    And then there’s the weird banjo playing hillbillies from last year’s Franklin half marathon that scared me a little…………..this year the name change has me worried……..Hillbilly half………..please Nashville, don’t make this cool race a cheesy one!
    So even though some races have been tough, I feel like they all had redeeming qualities!

    • ha!! i didn’t know that they’d renamed it. i’ve heard that the franklin half is really hilly! those are some good stories!

      • Yeah, I am a bit nervous about how it will be……..hope they don’t go overboard. The shirt design I like, but the medal is camo…….why mess with something that works?!

  6. First, I just want to say I love your blog! A friend recommended it to me this morning on our run and I shouldn’t have sat down to read when I have stuff to do bc I’m sucked in!

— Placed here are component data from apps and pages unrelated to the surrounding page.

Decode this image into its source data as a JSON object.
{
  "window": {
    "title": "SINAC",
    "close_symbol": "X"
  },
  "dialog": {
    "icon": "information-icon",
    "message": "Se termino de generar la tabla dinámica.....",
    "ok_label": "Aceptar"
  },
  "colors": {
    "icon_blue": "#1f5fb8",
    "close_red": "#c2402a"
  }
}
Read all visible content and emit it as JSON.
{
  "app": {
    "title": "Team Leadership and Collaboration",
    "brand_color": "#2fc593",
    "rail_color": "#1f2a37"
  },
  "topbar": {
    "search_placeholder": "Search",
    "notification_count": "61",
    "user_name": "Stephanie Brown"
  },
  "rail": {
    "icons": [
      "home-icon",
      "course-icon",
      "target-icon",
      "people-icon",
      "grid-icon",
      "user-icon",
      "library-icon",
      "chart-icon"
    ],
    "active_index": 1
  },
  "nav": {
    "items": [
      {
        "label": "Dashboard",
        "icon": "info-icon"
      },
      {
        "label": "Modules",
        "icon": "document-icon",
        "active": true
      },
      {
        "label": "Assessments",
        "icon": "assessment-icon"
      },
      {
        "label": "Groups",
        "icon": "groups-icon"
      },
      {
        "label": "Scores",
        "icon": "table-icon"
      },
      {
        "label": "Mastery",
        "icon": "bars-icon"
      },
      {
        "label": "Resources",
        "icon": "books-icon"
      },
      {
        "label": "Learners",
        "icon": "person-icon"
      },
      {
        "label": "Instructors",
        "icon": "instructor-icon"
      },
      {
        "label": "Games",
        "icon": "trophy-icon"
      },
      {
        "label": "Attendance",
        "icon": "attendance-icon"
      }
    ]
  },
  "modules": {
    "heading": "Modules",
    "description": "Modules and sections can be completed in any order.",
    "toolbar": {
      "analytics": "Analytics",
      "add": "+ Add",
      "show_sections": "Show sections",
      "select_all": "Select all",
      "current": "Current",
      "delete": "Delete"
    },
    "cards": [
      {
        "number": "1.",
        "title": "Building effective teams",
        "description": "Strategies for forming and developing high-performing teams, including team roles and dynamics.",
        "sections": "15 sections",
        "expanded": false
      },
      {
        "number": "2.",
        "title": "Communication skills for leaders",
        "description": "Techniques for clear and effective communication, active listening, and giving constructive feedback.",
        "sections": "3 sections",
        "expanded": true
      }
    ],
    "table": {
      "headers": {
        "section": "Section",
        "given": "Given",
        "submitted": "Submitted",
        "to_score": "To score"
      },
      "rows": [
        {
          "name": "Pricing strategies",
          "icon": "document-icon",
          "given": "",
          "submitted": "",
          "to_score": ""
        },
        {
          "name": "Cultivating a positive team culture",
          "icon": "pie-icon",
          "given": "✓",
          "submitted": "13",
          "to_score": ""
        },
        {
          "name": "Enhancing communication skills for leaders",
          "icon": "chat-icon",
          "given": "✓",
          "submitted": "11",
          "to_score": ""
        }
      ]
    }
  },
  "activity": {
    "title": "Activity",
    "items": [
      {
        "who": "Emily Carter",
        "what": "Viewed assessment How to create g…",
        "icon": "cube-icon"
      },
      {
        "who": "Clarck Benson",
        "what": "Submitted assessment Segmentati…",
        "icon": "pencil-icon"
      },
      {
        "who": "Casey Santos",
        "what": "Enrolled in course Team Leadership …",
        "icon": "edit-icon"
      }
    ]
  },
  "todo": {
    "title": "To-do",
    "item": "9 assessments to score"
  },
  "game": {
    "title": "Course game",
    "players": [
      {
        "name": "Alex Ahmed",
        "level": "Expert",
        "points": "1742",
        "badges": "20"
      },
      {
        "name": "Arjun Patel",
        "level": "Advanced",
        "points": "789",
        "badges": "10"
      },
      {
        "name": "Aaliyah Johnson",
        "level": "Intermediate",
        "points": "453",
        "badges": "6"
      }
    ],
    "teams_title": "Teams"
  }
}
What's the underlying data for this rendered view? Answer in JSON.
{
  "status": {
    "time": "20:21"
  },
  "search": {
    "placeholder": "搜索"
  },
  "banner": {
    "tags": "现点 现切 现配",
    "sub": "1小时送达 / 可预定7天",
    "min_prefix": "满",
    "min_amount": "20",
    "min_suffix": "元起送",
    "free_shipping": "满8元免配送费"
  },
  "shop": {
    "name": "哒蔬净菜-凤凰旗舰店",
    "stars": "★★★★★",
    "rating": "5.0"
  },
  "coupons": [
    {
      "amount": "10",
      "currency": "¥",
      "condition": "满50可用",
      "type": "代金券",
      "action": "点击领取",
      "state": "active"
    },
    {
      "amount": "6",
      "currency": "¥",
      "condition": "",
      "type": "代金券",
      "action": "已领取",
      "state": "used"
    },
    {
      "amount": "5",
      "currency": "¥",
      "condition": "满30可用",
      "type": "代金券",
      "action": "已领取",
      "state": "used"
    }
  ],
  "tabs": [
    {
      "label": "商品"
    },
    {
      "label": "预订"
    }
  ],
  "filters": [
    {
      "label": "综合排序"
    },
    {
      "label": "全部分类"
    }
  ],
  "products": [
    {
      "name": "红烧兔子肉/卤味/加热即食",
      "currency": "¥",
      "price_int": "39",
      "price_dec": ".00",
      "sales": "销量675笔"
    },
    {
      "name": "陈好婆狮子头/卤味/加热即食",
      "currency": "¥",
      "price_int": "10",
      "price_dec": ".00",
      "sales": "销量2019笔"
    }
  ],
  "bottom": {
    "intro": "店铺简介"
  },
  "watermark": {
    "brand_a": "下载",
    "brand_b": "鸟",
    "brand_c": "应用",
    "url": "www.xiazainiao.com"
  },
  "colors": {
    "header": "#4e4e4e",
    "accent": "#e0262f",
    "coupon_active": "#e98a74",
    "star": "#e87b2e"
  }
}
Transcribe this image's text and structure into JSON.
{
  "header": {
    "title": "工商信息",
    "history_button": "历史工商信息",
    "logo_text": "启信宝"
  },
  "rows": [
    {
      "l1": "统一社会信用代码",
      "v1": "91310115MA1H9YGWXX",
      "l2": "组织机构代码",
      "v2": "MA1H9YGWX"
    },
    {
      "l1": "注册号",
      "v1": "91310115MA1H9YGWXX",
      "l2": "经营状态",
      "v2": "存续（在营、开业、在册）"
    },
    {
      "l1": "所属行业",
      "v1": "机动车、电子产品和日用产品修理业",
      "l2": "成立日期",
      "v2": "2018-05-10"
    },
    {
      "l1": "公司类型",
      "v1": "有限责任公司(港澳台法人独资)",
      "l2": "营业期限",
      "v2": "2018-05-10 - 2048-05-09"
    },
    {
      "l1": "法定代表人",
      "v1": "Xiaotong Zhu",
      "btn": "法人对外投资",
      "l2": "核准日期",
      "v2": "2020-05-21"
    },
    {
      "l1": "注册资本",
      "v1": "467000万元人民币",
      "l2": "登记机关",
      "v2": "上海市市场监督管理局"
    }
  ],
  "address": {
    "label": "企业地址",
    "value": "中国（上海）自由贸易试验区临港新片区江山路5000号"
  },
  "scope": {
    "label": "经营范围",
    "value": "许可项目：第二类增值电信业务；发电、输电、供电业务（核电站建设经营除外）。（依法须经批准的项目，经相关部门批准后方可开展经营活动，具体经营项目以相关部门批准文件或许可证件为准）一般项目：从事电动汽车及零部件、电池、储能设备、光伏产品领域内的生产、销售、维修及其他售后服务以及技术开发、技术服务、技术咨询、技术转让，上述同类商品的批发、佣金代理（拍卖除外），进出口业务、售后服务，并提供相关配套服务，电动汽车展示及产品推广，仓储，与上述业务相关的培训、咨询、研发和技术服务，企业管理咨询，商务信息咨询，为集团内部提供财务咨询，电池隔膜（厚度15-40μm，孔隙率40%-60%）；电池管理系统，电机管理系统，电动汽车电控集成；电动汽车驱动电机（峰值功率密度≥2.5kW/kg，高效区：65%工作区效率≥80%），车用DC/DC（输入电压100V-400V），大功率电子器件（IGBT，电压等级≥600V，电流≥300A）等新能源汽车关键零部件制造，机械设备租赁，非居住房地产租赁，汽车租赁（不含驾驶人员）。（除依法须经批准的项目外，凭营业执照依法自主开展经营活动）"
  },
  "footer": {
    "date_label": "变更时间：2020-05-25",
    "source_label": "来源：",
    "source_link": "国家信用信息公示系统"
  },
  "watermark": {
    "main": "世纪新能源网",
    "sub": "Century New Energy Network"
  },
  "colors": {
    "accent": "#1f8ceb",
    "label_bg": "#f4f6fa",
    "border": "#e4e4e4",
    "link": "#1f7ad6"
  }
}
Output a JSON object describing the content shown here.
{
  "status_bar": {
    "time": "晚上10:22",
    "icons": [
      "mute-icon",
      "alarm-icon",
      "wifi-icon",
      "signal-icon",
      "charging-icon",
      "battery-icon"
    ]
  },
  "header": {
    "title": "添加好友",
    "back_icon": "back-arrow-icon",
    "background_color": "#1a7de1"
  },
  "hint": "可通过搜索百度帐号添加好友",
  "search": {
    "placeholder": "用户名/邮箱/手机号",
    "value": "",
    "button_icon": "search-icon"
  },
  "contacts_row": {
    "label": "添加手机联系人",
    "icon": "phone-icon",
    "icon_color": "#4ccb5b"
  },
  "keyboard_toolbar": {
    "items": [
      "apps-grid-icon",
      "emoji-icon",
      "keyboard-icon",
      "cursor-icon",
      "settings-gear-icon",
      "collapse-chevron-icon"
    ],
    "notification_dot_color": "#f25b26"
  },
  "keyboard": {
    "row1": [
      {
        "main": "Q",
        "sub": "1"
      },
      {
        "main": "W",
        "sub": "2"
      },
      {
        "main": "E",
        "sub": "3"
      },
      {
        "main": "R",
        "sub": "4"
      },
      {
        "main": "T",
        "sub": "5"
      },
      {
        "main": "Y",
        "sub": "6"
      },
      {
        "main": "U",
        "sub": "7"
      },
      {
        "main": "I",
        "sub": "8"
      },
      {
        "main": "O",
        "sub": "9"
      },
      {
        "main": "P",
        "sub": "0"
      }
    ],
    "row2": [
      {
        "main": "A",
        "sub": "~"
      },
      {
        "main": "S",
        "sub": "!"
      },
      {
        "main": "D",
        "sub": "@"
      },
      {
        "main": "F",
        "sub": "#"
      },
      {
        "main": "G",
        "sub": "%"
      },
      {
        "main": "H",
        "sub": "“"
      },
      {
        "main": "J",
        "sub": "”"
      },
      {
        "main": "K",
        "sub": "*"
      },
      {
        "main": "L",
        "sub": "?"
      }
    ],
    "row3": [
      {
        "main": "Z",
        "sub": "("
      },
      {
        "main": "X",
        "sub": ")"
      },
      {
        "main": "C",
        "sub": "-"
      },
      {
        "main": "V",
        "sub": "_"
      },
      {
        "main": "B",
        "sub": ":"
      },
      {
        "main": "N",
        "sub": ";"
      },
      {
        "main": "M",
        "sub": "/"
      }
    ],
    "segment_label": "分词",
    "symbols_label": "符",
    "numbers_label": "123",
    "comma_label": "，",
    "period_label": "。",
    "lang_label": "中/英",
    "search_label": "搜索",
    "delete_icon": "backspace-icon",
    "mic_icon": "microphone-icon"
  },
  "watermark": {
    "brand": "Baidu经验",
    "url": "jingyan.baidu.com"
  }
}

    Worst race would for sure be my first (and only) full marathon. The 2014 Music City Marathon. I had trained using the Hanson’s Marathon Method and I think I did it wrong or something because the whole point is to not hit a wall. I hit a serious wall around mile 20, almost passed out in a porta potty, and ran/walked the last 6 miles. I was so disappointed in how tired and burnt out I was. I am literally just now making the decision to put all of that behind me and enjoy running again – yes, I have been burned out for the past 2 years because of that race. I want to run another full, but training and course will have to be different. Oh! And I ran last year’s music city half with a horrible cold as well and it was simply miserable. I feel ya girl.

    Thanks for writing and being so honest about your runs! Definitely inspiring!

    • oh man, that’s quite a story! is 2014 the year it rained really hard during the race? thanks for reading!